“The traditional view of electrical engineering is that it is only about electrical machines and electric power. While those traditional applications are extremely important, a lesser-known side of electrical engineers is that they work with computers and algorithms and that many of the techniques that are popular in machine learning and `big-data’ analytics, have been known and used in the electrical engineering sub-field of signal processing for years,” added Dr. Vaishampayan, who is Preceptor for Information Processing and Transmission. “A rigorous training in electrical engineering is extremely relevant and valuable for work in data analytics, and graduates from the MEEE Program can work in a range of data-driven fields, including finance and advertising.”

The MEEE Program at CSI is currently accepting applications.

Feuer and Vaishampayan both previously worked at AT&T and taught at Columbia University. They began at CSI in 2013 and 2014, respectively.

“The industry experience informs us on what’s valuable outside. Hopefully, this Program will capture the best of both worlds: the academic side and the industry side,” said Dr. Vaishampayan.

Inspired by preliminary work by Syed Rizvi, PhD; Neophytos (Neo) Antoniades, PhD; and Alfred Levine, PhD, the official proposal was vetted by CSI faculty, reviewed by CUNY and external experts, and finally approved by the New York State Education Department.

“This was an amazingly smooth process, and we received tremendous support from President [William J.] Fritz and Provost [Gary] Reichard. They really helped to put a lot of energy into this,” noted Dr. Vaishampayan.

The MEEE can be a terminal degree, and also prepares students for the PhD in Electrical Engineering at CCNY. The Program will be accessible to full- and part-time students.

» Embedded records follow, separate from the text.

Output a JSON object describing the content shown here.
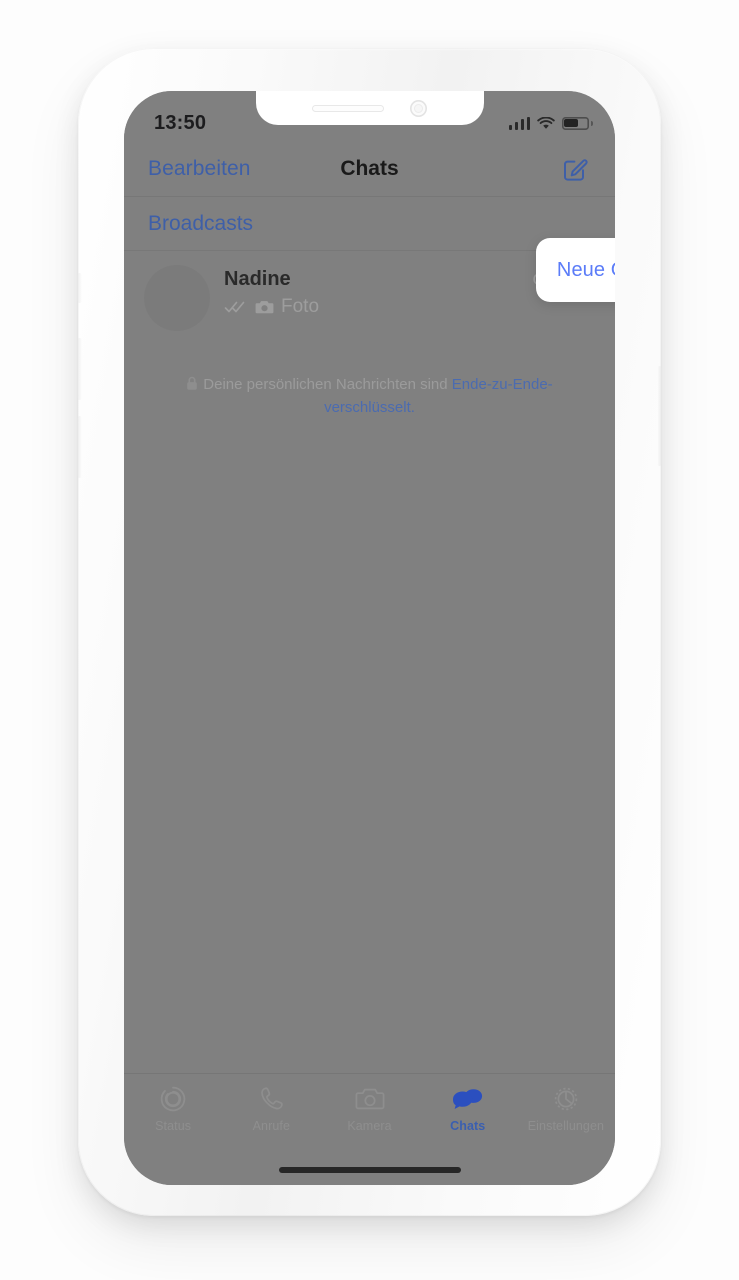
{
  "device": {
    "status_bar": {
      "time": "13:50",
      "signal_icon": "cellular-bars-icon",
      "wifi_icon": "wifi-icon",
      "battery_icon": "battery-icon"
    },
    "notch": {
      "speaker_icon": "speaker-slot-icon",
      "camera_icon": "front-camera-icon"
    },
    "home_indicator": "home-indicator"
  },
  "nav_bar": {
    "edit_label": "Bearbeiten",
    "title": "Chats",
    "compose_icon": "compose-icon"
  },
  "broadcasts": {
    "label": "Broadcasts"
  },
  "popup": {
    "items": [
      {
        "label": "Neue Gruppe"
      }
    ]
  },
  "chats": [
    {
      "name": "Nadine",
      "time": "Gestern",
      "status_icon": "double-check-icon",
      "attachment_icon": "camera-icon",
      "preview": "Foto",
      "avatar_icon": "avatar-placeholder"
    }
  ],
  "encryption_notice": {
    "lock_icon": "lock-icon",
    "text": "Deine persönlichen Nachrichten sind ",
    "link_text": "Ende-zu-Ende-verschlüsselt."
  },
  "tab_bar": {
    "tabs": [
      {
        "label": "Status",
        "icon": "status-rings-icon",
        "active": false
      },
      {
        "label": "Anrufe",
        "icon": "phone-icon",
        "active": false
      },
      {
        "label": "Kamera",
        "icon": "camera-icon",
        "active": false
      },
      {
        "label": "Chats",
        "icon": "chat-bubbles-icon",
        "active": true
      },
      {
        "label": "Einstellungen",
        "icon": "gear-icon",
        "active": false
      }
    ]
  },
  "colors": {
    "accent_blue": "#3e5fa8",
    "popup_blue": "#5b7cf8",
    "screen_dim": "#808080",
    "case": "#fafafa"
  }
}
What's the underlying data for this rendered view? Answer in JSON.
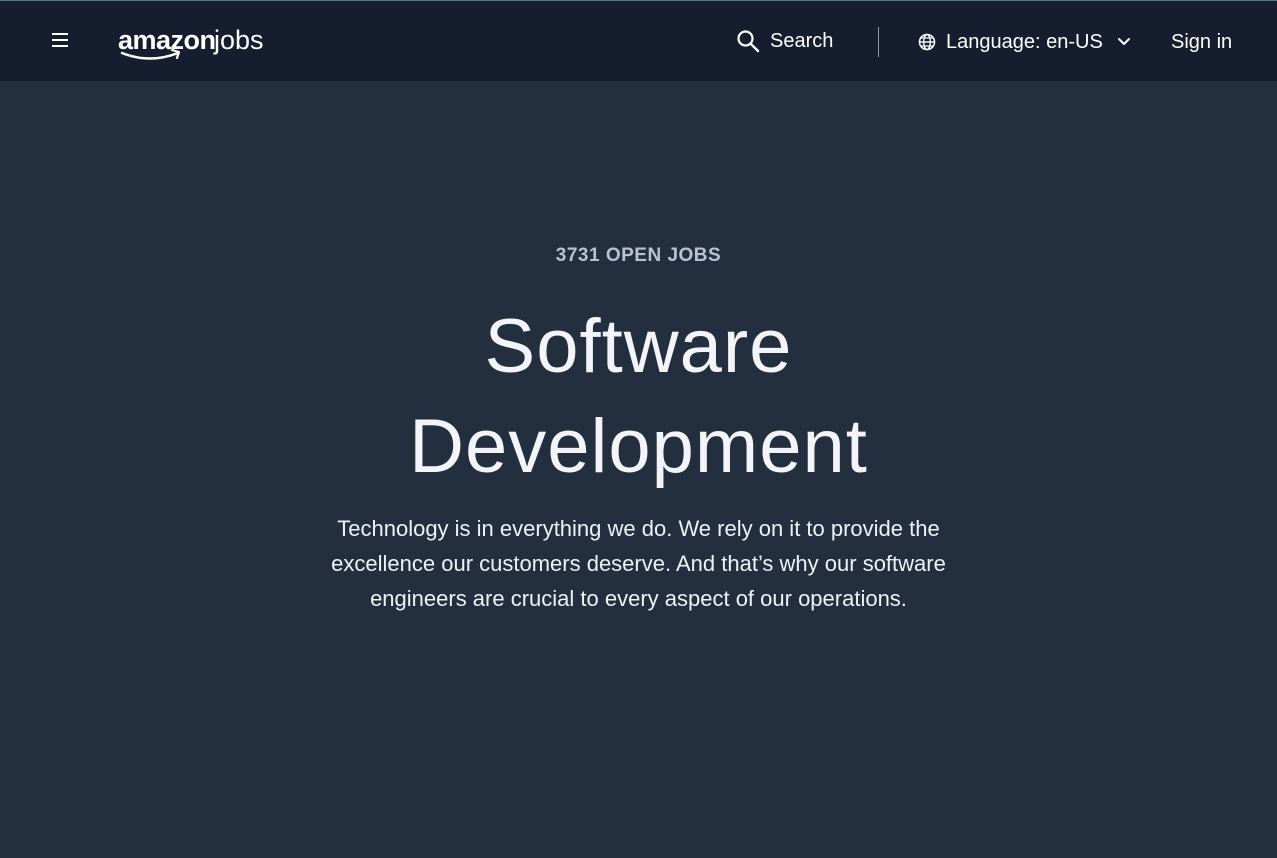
{
  "header": {
    "logo_primary": "amazon",
    "logo_secondary": "jobs",
    "search_label": "Search",
    "language_label": "Language: en-US",
    "signin_label": "Sign in"
  },
  "hero": {
    "open_jobs": "3731 OPEN JOBS",
    "title_line1": "Software",
    "title_line2": "Development",
    "description": "Technology is in everything we do. We rely on it to provide the excellence our customers deserve. And that’s why our software engineers are crucial to every aspect of our operations."
  },
  "icons": {
    "menu": "hamburger-menu-icon",
    "search": "search-icon",
    "language": "globe-icon",
    "dropdown": "chevron-down-icon"
  },
  "colors": {
    "header_bg": "#161d2e",
    "page_bg": "#232f3e",
    "text": "#ffffff",
    "muted_text": "#b9c2cd"
  }
}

“The MEEE will offer tremendous opportunities for employment to our students in many high-tech industry sectors in the metro region as well as nationwide, and is a great supplement to our high-caliber, ABET-accredited undergraduate Engineering programs at the Department,” commented Dr. Antoniades, PhD, noting that there are currently about 600 students enrolled in programs at the Department of Engineering Science and Physics.

Dr. Feuer is confident that CSI students will be up for the challenges of the new graduate degree.

“Our Engineering students at CSI are committed, and we work them very hard. They have to master the mathematics and the technology, and they really throw themselves into the subject,” said Dr. Feuer, adding that the Engineering students are “truly ambitious” in their pursuit of hands-on, practical work after graduating.

To apply to the MEEE Program, visit the CSI Graduate Admissions Web site or contact Sasha Spence at sasha.spence@csi.cuny.edu.



CSI Ranks No.16 in U.S. for Providing Social Mobility For Students

The College of Staten Island (CSI) has ranked 16th out of more than 900 colleges nationally in CollegeNET’s annual Social Mobility Index (SMI).

This is the second consecutive year that CSI has placed in the top 20 colleges.

The index was created by CollegeNET, a company that provides Web-based services to some 1,300 higher education and nonprofit institutions around the world. For the past three years, CollegeNET has been ranking four-year higher education institutions throughout the U.S. according to how effectively they enroll students with low-income backgrounds and graduate them into promising careers.

According to CollegeNET, a high SMI rankings means that “a college is contributing in a responsible want to solving the dangerous problem of economic immobility in our country.”

The CollegeNET ranking adds to the impressive list of honors that CSI has received.

CSI recently received the following accolades:

#11 “Top Collegiate Vocational & Trade Education Programs in New York” (Community for Accredited Online Schools)

#27 “Top Salaries for Graduates” (U.S. Department of Education)

#4 “Most Affordable Four-Year Online Colleges in New York” (Online Colleges.com)

#18 “Best-Bang-for-Buck College in the Northeast” (Washington Monthly)

Designated “Top Military Friendly School” (G.I. Jobs Magazine)


View the entire list of CSI’s recognitions.